Great read! any reason for going placket-less with all 3? Is it considered more formal?
thanks!

Anonymous

Simon,

I enjoy reading your blog. Do you own any shirt made by Charvet in Paris? if you do, could you be kind enough to review it as well. I am looking forward having some bespoke shirts made for me.

Thanks
Andie

Anonymous

Simon,

Also I will like you to review Turnbull & Asser shirt, I am also looking forward to using them.

Do you know if Satriano uses sea island cotton for its shirts.

Thanks
Andie

Anonymous

Is your preference for fused collars and cuffs? I always feel unfused interlinings are more in keeping with the character of hand made suits, but this line of thinking maybe based more in emotion than reason or simply be a consequence of having grown used to English shirts. I’d be interested to hear your thoughts on this matter.
Many thanks.

Anonymous

Why is that?

Anonymous

give the guy a chance .. how is he supposed to review every shirt maker there is ..

Anonymous

Those cuffs seem the biggest of all three. How tall are they?

Anonymous

Great post. Do you have any experience with Emma Willis shirts ?

Anonymous

Very much enjoy your posts — many thanks! I have a question regarding this shirt: it appears that there is a vertical seam in the yoke (last photo). Is this a seam? If so, what is its function? It doesn”t appear to be centered on the yoke — is there another seam to match on the right side?

Thank you!

CSBaker

Anonymous

I prefer split yokes with the fabric angling downward towards the sleeves. Apart from better pattern matching with sleeves in case of striped or checked shirts, such yokes allow more arm movement in shirts with closer fits because fabrics stretch more diagonally than length or width wise. Try this on a swatch.

Anonymous

Hi Simon,

Two questions; firstly, I understand these are ‘placket-less’. I always thought that that meant that the buttons were hidden completely under an extra layer of fabric, like on some black tie shirts. Obviously I was wrong; could you please explain the difference between placketed and placket-less shirts?

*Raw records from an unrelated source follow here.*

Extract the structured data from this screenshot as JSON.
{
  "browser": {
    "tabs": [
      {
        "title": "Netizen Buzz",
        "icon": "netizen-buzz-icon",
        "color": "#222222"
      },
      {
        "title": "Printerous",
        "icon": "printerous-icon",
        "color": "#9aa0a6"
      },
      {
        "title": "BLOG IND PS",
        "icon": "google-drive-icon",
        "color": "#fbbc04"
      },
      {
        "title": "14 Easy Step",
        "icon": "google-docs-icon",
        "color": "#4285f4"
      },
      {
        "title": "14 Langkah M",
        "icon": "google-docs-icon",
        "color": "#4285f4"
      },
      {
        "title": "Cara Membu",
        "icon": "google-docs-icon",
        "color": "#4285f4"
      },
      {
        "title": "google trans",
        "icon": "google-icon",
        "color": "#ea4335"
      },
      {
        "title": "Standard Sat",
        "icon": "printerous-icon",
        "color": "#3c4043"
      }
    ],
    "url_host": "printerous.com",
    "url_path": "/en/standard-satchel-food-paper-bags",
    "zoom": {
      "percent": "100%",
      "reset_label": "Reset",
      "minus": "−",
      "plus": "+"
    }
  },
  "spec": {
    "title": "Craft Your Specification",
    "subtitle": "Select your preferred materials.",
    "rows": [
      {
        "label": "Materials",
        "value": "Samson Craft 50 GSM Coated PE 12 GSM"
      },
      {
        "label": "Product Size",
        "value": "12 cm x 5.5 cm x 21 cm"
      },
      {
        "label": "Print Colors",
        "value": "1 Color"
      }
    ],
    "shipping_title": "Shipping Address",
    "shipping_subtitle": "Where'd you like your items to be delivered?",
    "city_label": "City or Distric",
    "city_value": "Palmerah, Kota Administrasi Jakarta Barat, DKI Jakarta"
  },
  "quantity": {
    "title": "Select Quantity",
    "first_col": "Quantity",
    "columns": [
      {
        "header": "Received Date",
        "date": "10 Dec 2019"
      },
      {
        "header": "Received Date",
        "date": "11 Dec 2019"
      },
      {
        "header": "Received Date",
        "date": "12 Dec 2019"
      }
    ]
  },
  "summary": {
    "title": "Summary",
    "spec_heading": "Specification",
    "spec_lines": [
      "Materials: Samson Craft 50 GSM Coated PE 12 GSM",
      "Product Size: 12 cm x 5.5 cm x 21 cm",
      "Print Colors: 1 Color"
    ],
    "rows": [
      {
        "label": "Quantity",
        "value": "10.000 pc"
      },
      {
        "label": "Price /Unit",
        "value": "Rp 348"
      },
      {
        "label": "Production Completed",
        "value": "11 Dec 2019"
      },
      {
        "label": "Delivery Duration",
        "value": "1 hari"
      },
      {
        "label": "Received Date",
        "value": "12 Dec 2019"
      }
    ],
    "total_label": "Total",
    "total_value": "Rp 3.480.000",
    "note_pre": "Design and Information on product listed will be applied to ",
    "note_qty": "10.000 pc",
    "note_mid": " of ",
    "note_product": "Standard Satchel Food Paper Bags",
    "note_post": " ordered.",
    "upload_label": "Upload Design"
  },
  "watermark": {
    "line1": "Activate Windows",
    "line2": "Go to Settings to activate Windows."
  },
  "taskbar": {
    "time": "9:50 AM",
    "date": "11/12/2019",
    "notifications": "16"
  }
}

Also, why do you prefer light fusing for the collar and cuffs? I was always under the impression that a high-end shirt is supposed to have no fusing whatsoever, and that fusing is the marker of a lower-end shirt.

Thanks.

Can anyone recommend a good tailor in the Slope? Maybe one at one of the dry cleaners? Thanks

Raphael

Yes, the cuffs look out of proportion and the collar too high, unless you have a long neck. I’m not sure the sleeves are long enough. When I raise my arms at elbow level on the sides, my wrist bones are still covered by the cuffs.

Ola

What is average price for a shirt?